Whatever Morrison did in Trieste, it worked – California’s Mental Health Services Oversight and Accountability Commission voted in May of 2019 to allot $117 million over five years to finance a pilot study based on Trieste’s system of care. These funds are unrestricted, and as such, do not need to follow the federal rules that guide programs such as Medicaid. If the pilot shows success in Hollywood, Morrison and Sherin hope to expand the program across LA County.
“Our system has been driven almost entirely by medically oriented approaches and funded based on allowable services with cumbersome bureaucratic requirements,” Sherin said in Waters’ article. “We spend our time making sure that we’re compliant and that we’re taking care of the auditor, instead of engaging people as human beings, identifying what they need, and addressing the other issues in their lives.”

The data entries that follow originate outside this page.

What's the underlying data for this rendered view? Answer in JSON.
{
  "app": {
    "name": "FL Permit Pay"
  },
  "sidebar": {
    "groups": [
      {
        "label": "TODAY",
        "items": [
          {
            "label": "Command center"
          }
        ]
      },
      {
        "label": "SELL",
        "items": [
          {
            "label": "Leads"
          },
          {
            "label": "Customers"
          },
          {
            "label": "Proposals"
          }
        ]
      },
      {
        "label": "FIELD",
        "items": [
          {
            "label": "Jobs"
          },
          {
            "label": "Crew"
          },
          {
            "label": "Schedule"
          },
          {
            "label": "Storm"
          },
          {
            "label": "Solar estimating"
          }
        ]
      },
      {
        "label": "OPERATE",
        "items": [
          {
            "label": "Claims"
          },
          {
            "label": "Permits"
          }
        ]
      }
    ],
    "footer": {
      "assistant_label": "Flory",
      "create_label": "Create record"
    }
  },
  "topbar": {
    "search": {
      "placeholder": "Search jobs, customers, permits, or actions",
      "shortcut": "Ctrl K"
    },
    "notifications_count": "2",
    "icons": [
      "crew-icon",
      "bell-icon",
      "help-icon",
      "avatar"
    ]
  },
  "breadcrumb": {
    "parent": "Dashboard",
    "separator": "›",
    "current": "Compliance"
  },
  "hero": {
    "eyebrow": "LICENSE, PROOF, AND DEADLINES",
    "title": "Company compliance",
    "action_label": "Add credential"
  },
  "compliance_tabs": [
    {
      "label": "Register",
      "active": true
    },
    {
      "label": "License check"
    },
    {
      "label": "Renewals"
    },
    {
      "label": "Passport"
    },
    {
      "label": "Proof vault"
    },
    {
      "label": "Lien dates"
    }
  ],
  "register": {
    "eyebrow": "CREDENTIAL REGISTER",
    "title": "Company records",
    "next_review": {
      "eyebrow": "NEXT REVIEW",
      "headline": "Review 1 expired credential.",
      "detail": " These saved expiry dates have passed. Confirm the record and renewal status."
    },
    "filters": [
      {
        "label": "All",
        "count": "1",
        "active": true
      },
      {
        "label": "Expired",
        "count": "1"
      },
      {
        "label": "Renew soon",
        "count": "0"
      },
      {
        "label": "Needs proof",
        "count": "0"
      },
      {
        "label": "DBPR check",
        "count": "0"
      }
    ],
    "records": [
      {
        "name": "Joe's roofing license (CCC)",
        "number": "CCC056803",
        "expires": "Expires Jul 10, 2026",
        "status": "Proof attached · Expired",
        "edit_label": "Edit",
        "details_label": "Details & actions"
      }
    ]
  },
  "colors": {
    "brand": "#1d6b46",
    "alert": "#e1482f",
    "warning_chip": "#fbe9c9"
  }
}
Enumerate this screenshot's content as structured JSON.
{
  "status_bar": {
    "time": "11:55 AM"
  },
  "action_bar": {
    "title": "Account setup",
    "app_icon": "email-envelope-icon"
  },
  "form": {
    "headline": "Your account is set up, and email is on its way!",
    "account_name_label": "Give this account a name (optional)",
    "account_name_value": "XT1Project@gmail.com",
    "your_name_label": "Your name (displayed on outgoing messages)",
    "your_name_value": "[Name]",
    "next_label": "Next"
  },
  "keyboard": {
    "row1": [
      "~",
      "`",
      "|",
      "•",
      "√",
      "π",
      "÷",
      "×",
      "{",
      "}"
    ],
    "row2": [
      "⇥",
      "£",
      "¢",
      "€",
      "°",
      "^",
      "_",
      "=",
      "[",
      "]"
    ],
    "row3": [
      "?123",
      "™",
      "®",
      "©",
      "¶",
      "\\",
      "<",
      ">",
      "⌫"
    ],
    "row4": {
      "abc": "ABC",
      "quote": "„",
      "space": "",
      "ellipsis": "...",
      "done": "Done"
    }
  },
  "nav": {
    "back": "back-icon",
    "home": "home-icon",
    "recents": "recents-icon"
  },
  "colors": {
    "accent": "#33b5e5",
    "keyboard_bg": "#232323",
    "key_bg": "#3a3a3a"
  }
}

The proposal is not without empirical support – psychologist Dave Pilon, who helped develop the Hollywood pilot, led an experiment in the early ’90s that provided intensive case management as well as a full range of services for clients diagnosed with “severe mental illness.” Their funding, like the Hollywood pilot, was not earmarked solely for clinical services and could be spent on any service.
The results were positive – their clients spent less time in the hospital, were less likely to be institutionalized, were more likely to work at jobs and participate in leisure activities, were more likely to say they were satisfied with their services, were more connected to their therapists, and had more income, among other outcomes. The costs were higher (around $10,000 more per client), but Pilon believes that the pilot’s plan to shift funding priorities and invest in more social and rehabilitative services lends it a good chance to be at least revenue-neutral.
The pilot intends first to evaluate the needs and functional ability of each client in the Hollywood area on a tiered scale with proportionately higher funding allocated for higher tiers. Users would be re-evaluated each month. The program aims to reduce the time spent by staff members documenting their activities below five percent and to make clinical services’ ancillary‘ behind ‘primary’ psychosocial services.
Next, there will be outreach teams of nurses, social workers, and peer specialists to serve as 24/7 first responders to a crisis. There will also be new facilities, such as a respite center, a residential center, and an urgent care center, all of which aim to reduce the burden on emergency departments, paramedics, and police for psychiatric services. Finally, there will be a peer-support model of paid peer-support workers.
There are key differences between Italy and the US, of course. Specifically, Italy has very low levels of homelessness, a robust social safety net, a history of deinstitutionalization and community mental health, and very little reliance on involuntary treatment. The pilot is still subject to approval by the LA County Board of Supervisors, but Sherin is optimistic that the official approval will come soon. Their approval will open the doors for a year of planning and stakeholder engagement, with the program ideally beginning in early 2021.
“This kind of transformation will require broader efforts as well,” writes Waters. Quoting Keris Myrick, the county mental health department’s chief of peer services, he concludes:
“Creating change ‘is not incumbent on just the staff, the providers, and the peers that are doing all of this work in support of people. It’s incumbent on the community. When you come through the door of the Peer Resource Center, everybody who’s in this building has a responsibility to help that person. And I think that’s where we kind of miss the boat in America.”
Waters, R. (2020). A New Approach To Mental Health Care, Imported From Abroad. Health Affairs, 39(3). DOI: 10.1377/hlthaff.2020.00047 (Link)